Thanks to the parameterized design we can easily verify other published results as
well as point out other features of PWE band solver. Let’s change a variable to 0.2 to
simulate grating with alternating layers of different widths. The layer of the high
permittivity (waveguides) will be 0.2a thick, whereas the air layer will be 0.8a thick (for
scale=1). Below you see the resulting band structure as reported in reference .
Figure 6: Band structure of the Bragg grating with dielectric layers of thickness 0.2 mm (period =1mm, permittivity 13.0/1.0).
The calculated eigenfrequencies are plotted in a normalized fashion as,
in units [1/mm], which is not the same as usually reported results in a non-dimensional form . To get the non-dimensional results, you need to scale the results by a lattice constant in microns. As we have chosen the lattice constant to be scale*|c|=1.0micron, our results look the same as published ones. Let’s now scale the design so that the lattice constant is equal to 2 microns by setting the variable scale to 2.0. Run the simulation again, detect the band gaps and compare the values. The first gap is now (0.1604, 0.3068) compared to the original (0.203, 0.453). The normalized frequency can be readily transform into a wavelength in microns as

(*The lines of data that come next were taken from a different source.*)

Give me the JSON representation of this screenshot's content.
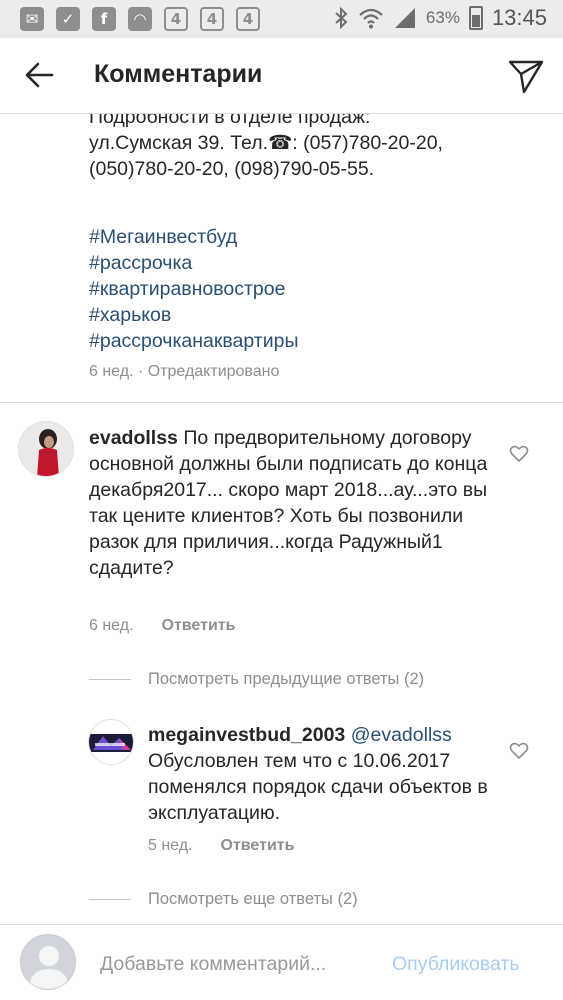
{
  "statusbar": {
    "battery": "63%",
    "time": "13:45",
    "notif_icons": [
      "mail-icon",
      "check-icon",
      "facebook-icon",
      "instagram-icon",
      "app-4-icon",
      "app-4-icon",
      "app-4-icon"
    ]
  },
  "header": {
    "title": "Комментарии"
  },
  "caption": {
    "lines": [
      "Подробности в отделе продаж:",
      "ул.Сумская 39. Тел.☎: (057)780-20-20,",
      "(050)780-20-20, (098)790-05-55."
    ],
    "hashtags": [
      "#Мегаинвестбуд",
      "#рассрочка",
      "#квартиравновострое",
      "#харьков",
      "#рассрочканаквартиры"
    ],
    "meta": "6 нед. · Отредактировано"
  },
  "comments": [
    {
      "username": "evadollss",
      "text": "По предворительному договору основной должны были подписать до конца декабря2017... скоро март 2018...ау...это вы так цените клиентов? Хоть бы позвонили разок для приличия...когда Радужный1 сдадите?",
      "time": "6 нед.",
      "reply_label": "Ответить"
    }
  ],
  "view_previous": "Посмотреть предыдущие ответы (2)",
  "reply_comment": {
    "username": "megainvestbud_2003",
    "mention": "@evadollss",
    "text": "Обусловлен тем что с 10.06.2017 поменялся порядок сдачи объектов в эксплуатацию.",
    "time": "5 нед.",
    "reply_label": "Ответить"
  },
  "view_more": "Посмотреть еще ответы (2)",
  "input": {
    "placeholder": "Добавьте комментарий...",
    "publish_label": "Опубликовать"
  },
  "colors": {
    "hashtag": "#2a4f74",
    "publish_disabled": "#a9cdf0",
    "meta": "#8e8e8e"
  }
}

which means that the first band in our original simulation lies between 3.898and 6.631